Christophine's character is constructed from a range of different narrative elements:
- Antoinette's first person narration. Her importance as an influence is demonstrated by the amount of attention she is given in Antoinette's memories. For example, her appearance, manner and personality are carefully described by the child, Antoinette, early in Part one (as elsewhere).
- Gossip and fragments of dialogue retold by Antoinette reveal the attitudes of other people. The significance of these attitudes must be inferred by the reader. We have to work out why, for example, the girls of the bayside are afraid of Christophine
- Christophine's own speech is recorded in Antoinette's narrative so that we catch the intonations of her language, her use of songs and stories and infer her personality as well as her distinctive culture
- Rochester's point of view develops through his narration in Part two. He sees her initially as a servant at Granbois but she becomes implicated in the web of suspicions spun by Daniel Cosway's letter and is finally subjected to Rochester's implacable hostility once he suspects her of using obeah practices on him. Part two is narrated mainly by Rochester but Jean Rhys gives Christophine her own voice by inserting sections of dialogue. In these sections Christophine confronts Rochester in a very dramatic way
- The letter to Rochester from Mr Frazer, the local magistrate presents another perspective on Christophine. This is the official opinion on her held by the judicial element within the white community.
Daniel Cosway is represented within Rochester's first person narration by two devices:
- Letters: Cosway sends two letters to Rochester which present his perspective on Antoinette's family background (and which fuel Rochester's suspicions about insanity and racial purity). These letters present versions of Cosway's own voice in terms of their tone, style of speech and address to Rochester, as well as their content. Readers must then put these letters into the wider context of other points of view on Antoinette, her family and Christophine
- Dialogue: Cosway's speech is reported by Rochester. Cosway can command different styles of speech. He begins in a highly rhetorical way, heavily laced with biblical resonances. He modulates into a more natural style of speech later in their conversation. We need to bear in mind, however, that this dialogue is presented by Rochester and therefore is coloured by his perspective.
Black servants and the wider black community
The voices of black servants are heard mainly through reported speech and dialogue in Antoinette's narration. Their personality and the distinctive culture of their particular island background is revealed in their styles of speech. Geoffrey and Myrah, for example, use biblical phrases, a marker for their particular religious affiliations. Descriptions of external appearance come mainly from Rochester. He is the stranger, whereas Antoinette knows these people so well that she does not need to describe them.
The wider black community is notably silent in this novel.
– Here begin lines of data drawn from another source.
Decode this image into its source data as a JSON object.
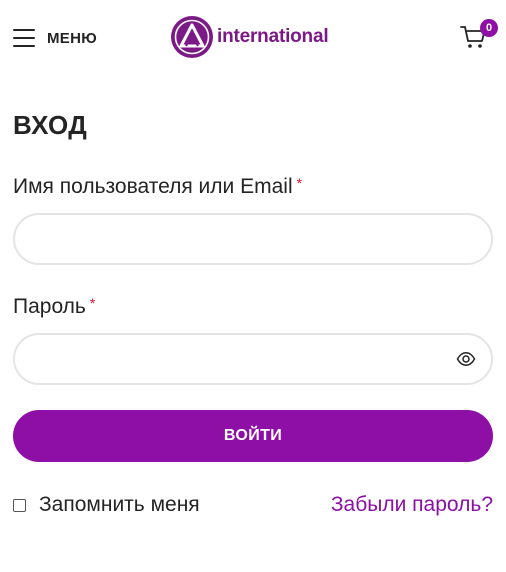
{
  "header": {
    "menu_label": "МЕНЮ",
    "logo_text": "international",
    "cart_count": "0"
  },
  "login": {
    "title": "ВХОД",
    "username_label": "Имя пользователя или Email",
    "username_value": "",
    "password_label": "Пароль",
    "password_value": "",
    "required_mark": "*",
    "submit_label": "ВОЙТИ",
    "remember_label": "Запомнить меня",
    "remember_checked": false,
    "forgot_label": "Забыли пароль?"
  },
  "colors": {
    "accent": "#8d0fa6",
    "logo": "#7b1a86",
    "text": "#242424",
    "required": "#e01020",
    "input_border": "#e4e4e4"
  },
  "icons": {
    "menu": "hamburger-icon",
    "cart": "cart-icon",
    "password_toggle": "eye-icon"
  }
}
Although their history and culture are inscribed in place names, songs and patois, we actually hear their voices very little. The reason for this is that neither of the two main narrators interact very much with this group, so they cannot report their voices. Notice, for example, the silence around Rochester at Granbois. He is aware of the bustling kitchen occupants once he suspects money is going to them from Antoinette. But he does not hear their voices and so cannot know their culture. The riot at Coulibri is one of the few times in which the voices of the black community are heard.
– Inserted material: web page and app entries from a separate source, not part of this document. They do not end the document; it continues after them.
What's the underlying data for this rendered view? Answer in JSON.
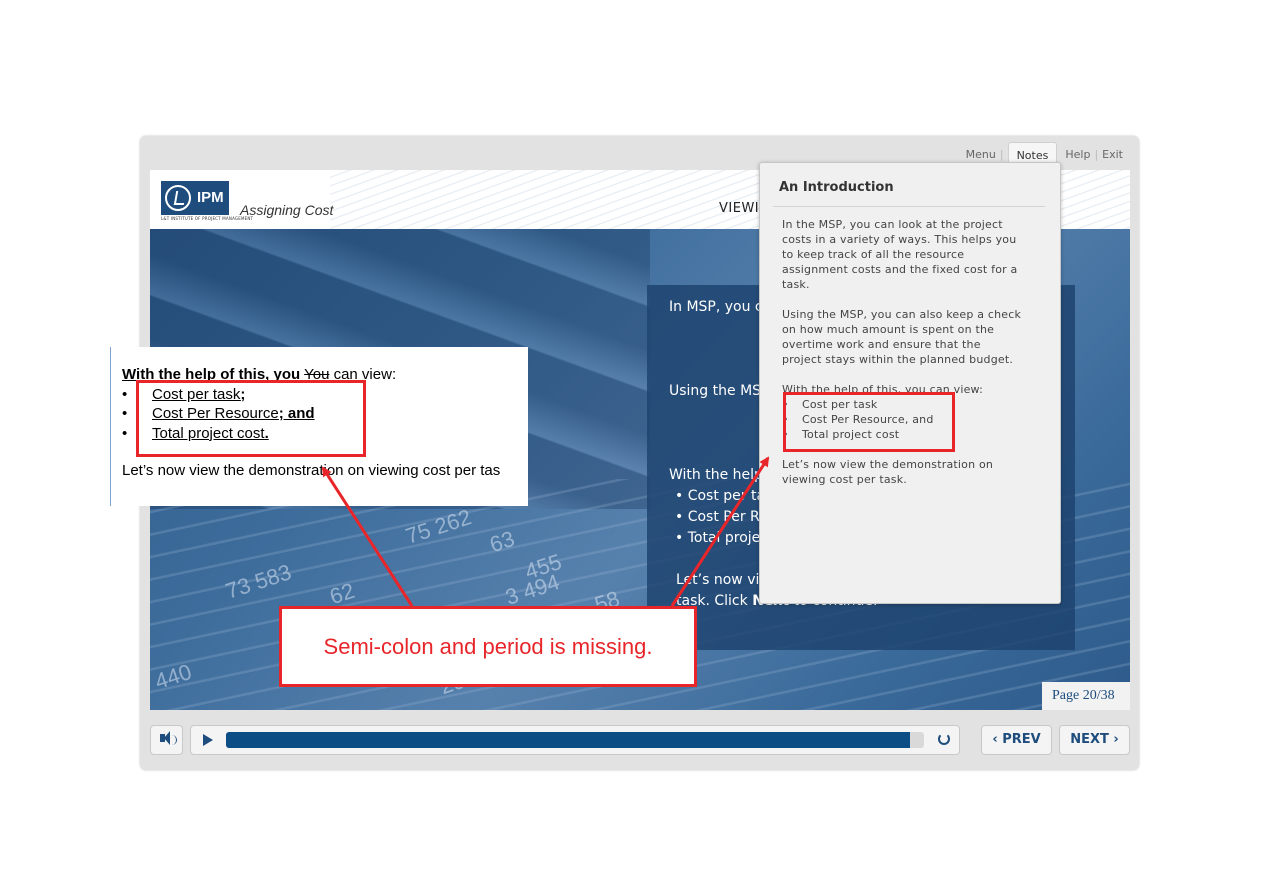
{
  "topnav": {
    "menu": "Menu",
    "notes": "Notes",
    "help": "Help",
    "exit": "Exit"
  },
  "header": {
    "logo_text": "IPM",
    "logo_sub": "L&T INSTITUTE OF PROJECT MANAGEMENT",
    "course_title": "Assigning Cost",
    "slide_title": "VIEWIN"
  },
  "slide": {
    "background_digits": [
      "75 262",
      "63",
      "455",
      "3 494",
      "73 583",
      "62",
      "58",
      "440",
      "293"
    ],
    "panel": {
      "para1": "In MSP, you c… ways. This he… assignment c…",
      "para2": "Using the MS… amount is spe… the project st…",
      "intro": "With the help",
      "bullets": [
        "Cost per ta…",
        "Cost Per R…",
        "Total proje…"
      ],
      "closing_a": "Let’s now vi…",
      "closing_b_pre": "task. Click ",
      "closing_b_bold": "Next",
      "closing_b_post": " to continue."
    },
    "page_label": "Page 20/38"
  },
  "controls": {
    "prev_label": "PREV",
    "next_label": "NEXT",
    "progress": 0.98
  },
  "notes_panel": {
    "title": "An Introduction",
    "para1": "In the MSP, you can look at the project costs in a variety of ways. This helps you to keep track of all the resource assignment costs and the fixed cost for a task.",
    "para2": "Using the MSP, you can also keep a check on how much amount is spent on the overtime work and ensure that the project stays within the planned budget.",
    "list_intro": "With the help of this, you can view:",
    "items": [
      "Cost per task",
      "Cost Per Resource, and",
      "Total project cost"
    ],
    "closing": "Let’s now view the demonstration on viewing cost per task."
  },
  "doc_overlay": {
    "intro_bold": "With the help of this, you",
    "intro_struck": "You",
    "intro_rest": "can view:",
    "items": [
      {
        "text": "Cost per task",
        "added": ";"
      },
      {
        "text": "Cost Per Resource",
        "added": "; and"
      },
      {
        "text": "Total project cost",
        "added": "."
      }
    ],
    "closing": "Let’s now view the demonstration on viewing cost per tas"
  },
  "annotation": {
    "callout": "Semi-colon and period is missing.",
    "color": "#e8262a"
  },
  "colors": {
    "brand": "#1d4c7d",
    "progress_fill": "#0b4d84"
  }
}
Investigating the voices of the black community
Read the section in which rioters burn Coulibri (part one, section 8)
Make notes on the voices we hear and what they say
- What do the black people say?
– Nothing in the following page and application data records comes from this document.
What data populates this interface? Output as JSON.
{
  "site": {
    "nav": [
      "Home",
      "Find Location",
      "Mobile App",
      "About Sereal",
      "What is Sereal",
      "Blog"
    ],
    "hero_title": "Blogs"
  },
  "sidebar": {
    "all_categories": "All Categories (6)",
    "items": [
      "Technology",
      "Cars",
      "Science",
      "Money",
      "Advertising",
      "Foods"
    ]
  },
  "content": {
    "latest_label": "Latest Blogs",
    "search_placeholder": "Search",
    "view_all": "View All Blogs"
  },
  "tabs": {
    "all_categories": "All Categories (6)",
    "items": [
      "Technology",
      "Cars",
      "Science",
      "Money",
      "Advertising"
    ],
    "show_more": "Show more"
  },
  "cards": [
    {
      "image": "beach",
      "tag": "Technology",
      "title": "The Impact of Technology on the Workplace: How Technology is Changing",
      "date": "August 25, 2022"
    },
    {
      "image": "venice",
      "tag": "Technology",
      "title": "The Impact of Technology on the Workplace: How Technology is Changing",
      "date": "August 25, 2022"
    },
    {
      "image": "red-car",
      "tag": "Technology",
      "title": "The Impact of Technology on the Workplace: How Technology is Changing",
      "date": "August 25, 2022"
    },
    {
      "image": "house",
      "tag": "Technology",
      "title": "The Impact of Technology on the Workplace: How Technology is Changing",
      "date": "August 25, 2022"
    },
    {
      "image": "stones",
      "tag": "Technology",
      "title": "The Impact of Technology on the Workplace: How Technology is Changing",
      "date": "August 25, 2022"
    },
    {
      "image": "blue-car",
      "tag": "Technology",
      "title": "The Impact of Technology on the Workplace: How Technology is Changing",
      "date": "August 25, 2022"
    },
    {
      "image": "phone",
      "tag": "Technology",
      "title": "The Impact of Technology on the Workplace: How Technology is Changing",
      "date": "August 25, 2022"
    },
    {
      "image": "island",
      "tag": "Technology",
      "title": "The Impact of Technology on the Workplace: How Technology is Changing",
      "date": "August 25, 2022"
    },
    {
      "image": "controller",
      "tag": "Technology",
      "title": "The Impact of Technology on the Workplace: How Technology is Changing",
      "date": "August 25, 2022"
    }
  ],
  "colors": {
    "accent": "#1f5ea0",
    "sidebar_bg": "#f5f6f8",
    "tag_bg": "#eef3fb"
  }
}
How does this exercise on the ‘multivocal' aspects of the novel reveal important themes about:
- Black people
- The silencing of their community
- Their rebellion?
- Make notes on the voices we hear and what they say
Scan and go
Scan on your mobile for direct link.